Why all this hoopla? According to Brian Livingston’s Windows Secrets Newsletter, “this is the first time in 1-1/2 years that Microsoft has released an emergency fix outside of its montly Patch Tuesday cycle.” The reason is that Microsoft discovered an RPC (remote procedure call) attack that could propagate around internal networks and the Internet with no user action needed to help it spread. Modern versions of Windows that predate User Account Control (UAC), such as XP, Windows Server 2003, and all flavors of Windows 2000, are especially susceptible to this vulnerability. At the same time, most AV vendors have also released updates to defend against this kind of attack, but Livingston’s newsletter reports “there are already nine different strains of viruses” that seek to exploit this vulnerability.

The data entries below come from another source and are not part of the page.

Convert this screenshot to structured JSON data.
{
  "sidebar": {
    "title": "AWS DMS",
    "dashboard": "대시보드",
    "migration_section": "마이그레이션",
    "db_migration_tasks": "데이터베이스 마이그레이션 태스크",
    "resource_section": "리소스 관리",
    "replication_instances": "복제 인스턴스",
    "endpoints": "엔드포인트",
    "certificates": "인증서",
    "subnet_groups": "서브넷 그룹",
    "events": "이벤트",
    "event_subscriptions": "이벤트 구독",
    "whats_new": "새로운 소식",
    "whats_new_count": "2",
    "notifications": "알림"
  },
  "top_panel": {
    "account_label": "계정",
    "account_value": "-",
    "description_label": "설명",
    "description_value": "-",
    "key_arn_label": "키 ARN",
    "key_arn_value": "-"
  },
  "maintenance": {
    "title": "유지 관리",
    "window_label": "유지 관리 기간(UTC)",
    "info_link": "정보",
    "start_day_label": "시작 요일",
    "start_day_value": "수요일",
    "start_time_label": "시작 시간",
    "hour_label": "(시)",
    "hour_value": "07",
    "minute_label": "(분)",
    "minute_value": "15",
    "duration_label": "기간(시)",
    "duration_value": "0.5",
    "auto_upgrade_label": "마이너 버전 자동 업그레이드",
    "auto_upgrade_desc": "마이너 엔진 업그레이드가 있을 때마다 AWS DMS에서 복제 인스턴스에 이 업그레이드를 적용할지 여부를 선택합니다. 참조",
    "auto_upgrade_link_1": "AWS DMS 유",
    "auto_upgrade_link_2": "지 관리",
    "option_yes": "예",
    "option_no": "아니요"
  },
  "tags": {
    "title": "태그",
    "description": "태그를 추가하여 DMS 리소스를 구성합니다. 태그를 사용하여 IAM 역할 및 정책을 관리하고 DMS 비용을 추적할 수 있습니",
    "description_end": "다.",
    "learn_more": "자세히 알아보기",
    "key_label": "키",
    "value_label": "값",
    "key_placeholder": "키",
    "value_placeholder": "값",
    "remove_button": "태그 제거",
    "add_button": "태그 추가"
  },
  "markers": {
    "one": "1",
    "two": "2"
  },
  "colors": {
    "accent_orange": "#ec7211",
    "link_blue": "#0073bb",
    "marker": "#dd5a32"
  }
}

As with other patches that replace kernel files, Windows will request you to restart your PC after the patch is installed. In writing the story on this RPC vulnerability for the Windows Secrets Newsletter, writer Susan Bradley also urges administrators and users to reboot their PCs before installing the patch, just to make doubly darn sure the machine will reboot properly once the patch has been installed (the update process requires a successful restart/reboot for the patch to be completely and properly applied). Then when you reboot the machine after installation, you can be reasonably sure it will complete the installation process following a second successful restart.
If you haven’t already installed this patch, please do so now. It only replaces a single Windows file–namely Netapi32.dll–and is therefore unlikely to cause any incompatibility problems, either for server or desktop machines.